2 Curate Your Success Stories
Now that you know what skills and qualities they’ll be asking about, start thinking through your work history and brainstorming which experiences will best illustrate what they want.
So when you’re asked, “Do you work well under pressure?” you won’t just say “yes”—you’ll also recount the story of your company’s product launch from hell and describe how you managed to stay calm, come up with a successful plan B for your team, and crank out quality copy at the last minute.
Outline each success story, then practice telling them to a friend (ideally in thirty seconds or less per story).
3 Prep Answers for These Common General Questions
Make sure each success story you provide not only answers the question, but demonstrates the skills and qualities the company is looking for.
“What is your biggest strength?”
“What is your greatest weakness?”
“How are you with time management?”
“Why are you leaving your current position?”
“Why do you want to join our company?”
“Why should we hire you?”
4 Prep Answers for These Common Behavioral Questions
“Tell me about a time you took initiative or stepped into a leadership role.”
“…a time you had to deal with conflict at work.”
“…a situation where you used problem solving.”
“…a time you collaborated on a team project.”

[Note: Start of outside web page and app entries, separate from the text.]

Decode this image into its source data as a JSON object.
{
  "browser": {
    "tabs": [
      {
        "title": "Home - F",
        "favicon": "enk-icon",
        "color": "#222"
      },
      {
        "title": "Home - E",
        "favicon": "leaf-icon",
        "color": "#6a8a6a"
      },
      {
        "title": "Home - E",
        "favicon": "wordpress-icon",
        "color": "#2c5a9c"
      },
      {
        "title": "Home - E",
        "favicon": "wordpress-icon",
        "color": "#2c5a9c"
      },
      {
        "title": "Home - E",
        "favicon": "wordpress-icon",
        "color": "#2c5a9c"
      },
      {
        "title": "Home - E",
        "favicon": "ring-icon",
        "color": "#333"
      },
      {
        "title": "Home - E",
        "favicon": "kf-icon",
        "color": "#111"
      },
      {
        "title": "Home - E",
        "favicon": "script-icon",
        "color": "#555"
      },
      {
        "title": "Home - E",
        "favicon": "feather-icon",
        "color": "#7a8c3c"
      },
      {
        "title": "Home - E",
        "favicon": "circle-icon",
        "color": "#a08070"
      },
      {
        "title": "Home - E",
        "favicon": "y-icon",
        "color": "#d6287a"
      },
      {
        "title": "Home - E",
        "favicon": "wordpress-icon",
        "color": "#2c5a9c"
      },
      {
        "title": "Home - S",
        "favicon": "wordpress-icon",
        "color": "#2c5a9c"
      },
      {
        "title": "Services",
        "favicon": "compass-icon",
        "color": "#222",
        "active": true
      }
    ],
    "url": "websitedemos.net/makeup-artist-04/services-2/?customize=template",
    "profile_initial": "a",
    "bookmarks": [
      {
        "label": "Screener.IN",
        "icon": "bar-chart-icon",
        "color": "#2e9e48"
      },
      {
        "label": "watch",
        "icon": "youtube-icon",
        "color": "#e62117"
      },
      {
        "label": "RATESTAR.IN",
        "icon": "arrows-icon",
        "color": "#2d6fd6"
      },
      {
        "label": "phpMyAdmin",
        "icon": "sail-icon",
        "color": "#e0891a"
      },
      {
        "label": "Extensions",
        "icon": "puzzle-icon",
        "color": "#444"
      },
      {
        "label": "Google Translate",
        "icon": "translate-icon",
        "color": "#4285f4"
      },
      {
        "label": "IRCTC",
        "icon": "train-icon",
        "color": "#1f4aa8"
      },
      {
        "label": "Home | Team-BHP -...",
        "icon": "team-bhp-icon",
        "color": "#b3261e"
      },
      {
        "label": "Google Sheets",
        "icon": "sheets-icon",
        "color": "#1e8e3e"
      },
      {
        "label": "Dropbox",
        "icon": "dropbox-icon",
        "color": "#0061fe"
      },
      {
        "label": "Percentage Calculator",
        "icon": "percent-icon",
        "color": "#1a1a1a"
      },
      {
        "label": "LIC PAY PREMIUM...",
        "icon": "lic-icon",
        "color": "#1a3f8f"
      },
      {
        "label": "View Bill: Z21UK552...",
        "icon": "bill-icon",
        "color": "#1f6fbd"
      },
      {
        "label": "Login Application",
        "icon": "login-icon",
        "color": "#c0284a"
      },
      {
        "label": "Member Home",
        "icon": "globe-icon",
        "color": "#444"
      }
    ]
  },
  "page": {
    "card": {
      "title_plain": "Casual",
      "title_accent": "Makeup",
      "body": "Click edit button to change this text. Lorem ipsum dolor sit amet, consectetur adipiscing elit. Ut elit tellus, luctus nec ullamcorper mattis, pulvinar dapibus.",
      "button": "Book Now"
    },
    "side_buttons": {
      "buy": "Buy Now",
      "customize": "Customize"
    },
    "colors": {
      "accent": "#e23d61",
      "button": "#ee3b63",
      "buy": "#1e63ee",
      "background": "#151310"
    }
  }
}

“…a time you went beyond your job description.”
“Tell me about your proudest professional accomplishment.”
5 Get In the Zone
- Avoid brain fog by getting a good night’s sleep.

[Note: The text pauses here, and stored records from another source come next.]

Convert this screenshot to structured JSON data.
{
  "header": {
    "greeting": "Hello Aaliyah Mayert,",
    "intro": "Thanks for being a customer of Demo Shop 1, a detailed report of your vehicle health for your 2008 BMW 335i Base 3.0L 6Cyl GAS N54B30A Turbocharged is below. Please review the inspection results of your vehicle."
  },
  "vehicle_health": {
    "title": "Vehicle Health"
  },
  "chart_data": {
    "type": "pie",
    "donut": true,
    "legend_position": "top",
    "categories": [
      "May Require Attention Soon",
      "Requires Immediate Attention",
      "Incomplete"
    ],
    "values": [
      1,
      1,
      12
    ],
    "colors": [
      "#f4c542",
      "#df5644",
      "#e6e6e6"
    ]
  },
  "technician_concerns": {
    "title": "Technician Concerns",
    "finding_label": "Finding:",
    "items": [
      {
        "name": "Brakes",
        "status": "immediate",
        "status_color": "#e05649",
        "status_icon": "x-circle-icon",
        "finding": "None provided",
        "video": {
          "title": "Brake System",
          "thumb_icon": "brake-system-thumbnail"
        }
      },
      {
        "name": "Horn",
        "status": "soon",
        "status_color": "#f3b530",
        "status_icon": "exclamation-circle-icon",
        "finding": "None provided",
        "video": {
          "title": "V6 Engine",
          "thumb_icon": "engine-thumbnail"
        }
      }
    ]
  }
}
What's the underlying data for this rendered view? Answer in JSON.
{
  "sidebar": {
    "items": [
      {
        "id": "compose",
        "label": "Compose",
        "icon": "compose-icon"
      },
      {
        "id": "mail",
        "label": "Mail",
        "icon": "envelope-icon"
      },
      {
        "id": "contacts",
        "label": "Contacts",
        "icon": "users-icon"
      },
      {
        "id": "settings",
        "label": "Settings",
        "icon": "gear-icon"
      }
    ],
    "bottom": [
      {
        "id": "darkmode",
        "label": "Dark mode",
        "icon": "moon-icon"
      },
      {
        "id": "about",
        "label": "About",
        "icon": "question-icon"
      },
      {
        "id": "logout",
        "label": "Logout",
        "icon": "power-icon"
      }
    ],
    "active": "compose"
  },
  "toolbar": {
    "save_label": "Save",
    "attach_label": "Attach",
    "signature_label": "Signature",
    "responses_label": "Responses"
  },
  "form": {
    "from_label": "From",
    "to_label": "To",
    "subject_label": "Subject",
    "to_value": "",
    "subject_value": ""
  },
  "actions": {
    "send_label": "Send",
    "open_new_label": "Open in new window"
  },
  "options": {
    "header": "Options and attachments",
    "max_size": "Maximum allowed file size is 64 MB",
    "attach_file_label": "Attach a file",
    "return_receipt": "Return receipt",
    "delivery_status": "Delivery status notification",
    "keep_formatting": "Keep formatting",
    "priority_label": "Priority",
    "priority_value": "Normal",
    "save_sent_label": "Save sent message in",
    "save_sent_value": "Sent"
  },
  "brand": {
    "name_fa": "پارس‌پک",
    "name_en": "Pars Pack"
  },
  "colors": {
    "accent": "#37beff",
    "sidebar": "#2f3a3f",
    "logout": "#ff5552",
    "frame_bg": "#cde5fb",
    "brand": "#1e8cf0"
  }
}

- Ditch the jammies and dress in business casual (it’s all about mindset!).
- Call a friend so you can warm up your vocal chords and get in phone mode.
- Remove any distractions (TVs off, pets absent, kids occupied).
- Be ready five to ten minutes in advance so you won’t feel rushed.
- Have a glass of water handy.
- Have a copy of your resume.
- Have a cheat sheet of the qualities they’re looking for and your success stories.
- Have a pen and paper available to take notes.
- Remember to breathe, listen, and smile.
6 Ask Questions
At some point, the interviewer will ask if you have any questions. Having zero could be taken as a red flag, so plan out four to five relevant questions, such as:
“What will be the training process for this position?”
“Can you tell me more about the team I would be working with?”
“What opportunities would I have for advancement within the company?”
“What are the next steps in the interview process?”
These questions communicate that you’re serious about the position and you want to confirm whether the company’s a good fit for you.
7 Send a Thank You Note
Practice courtesy and professionalism. Within twenty-four hours, follow up with the interviewer by sending a thank you note via email.
Thank them for the opportunity to interview, express your continued interest, and reiterate how you would be a great fit for the position.